Immune thrombocytopenia (ITP)


An illness called immune thrombocytopenia (ITP) can cause bruising and frequent or heavy bleeding. Platelets are the cells that aid in blood clotting, and abnormally low amounts of these cells cause bleeding.

ITP, formerly known as idiopathic thrombocytopenic purpura, can result in reddish-purple spots that resemble a rash and purple bruises.

Immune thrombocytopenia is also known as:

  • Autoimmune thrombocytopenia
  • Immune thrombocytopenic purpura
  • Autoimmune thrombocytopenic purpura
  • Werlhof disease

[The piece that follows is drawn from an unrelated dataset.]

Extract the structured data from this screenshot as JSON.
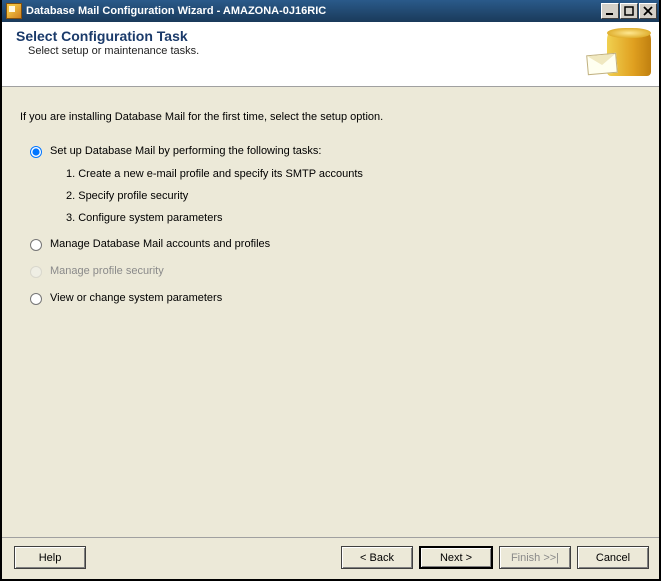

After a viral infection, children who acquire ITP typically fully recover without medication. The condition is frequently chronic in adults.

If there are no signs of bleeding and the platelet count is not too low, the treatment might not be required. If your symptoms are more severe, you may need medicine to increase your platelet count or surgery to have your spleen removed.


It is possible for immune thrombocytopenia to be asymptomatic. However when there are symptoms, they might involve:

  • The nose or gums are bleeding
  • The stool or urine appears bloody
  • Bleeding that is hard to stop
  • Extreme bruising or easily gets bruises
  • Petechiae, which are tiny reddish-purple spots that resemble rashes and are most common on the lower legs are the result of
  • superficial bleeding into the skin.
  • Blood clot under the skin (hematoma)
  • Heavy menstrual flow
  • Sometimes, bleeding in the brain may occur but very rarely
  • Feeling exhausted

If you notice any warning signals in yourself or your child that worry you, schedule a doctor’s appointment. An emergency situation exists when bleeding won’t stop. If you or your child encounter bleeding that cannot be controlled by standard first-aid procedures, such as applying pressure to the area, seek immediate medical attention.


Immune thrombocytopenia typically develops when platelets, which are cell fragments that aid in blood clotting, are wrongly attacked and destroyed by your immune system. Adults may experience this after contracting hepatitis, HIV, or the stomach ulcer-causing bacteria H. pylori. Most children with ITP develop the condition after contracting a viral disease like the flu or the mumps.

Risk factors

Young women are more prone to ITP. People who also have rheumatoid arthritis, lupus, and antiphospholipid syndrome appear to be at higher risk.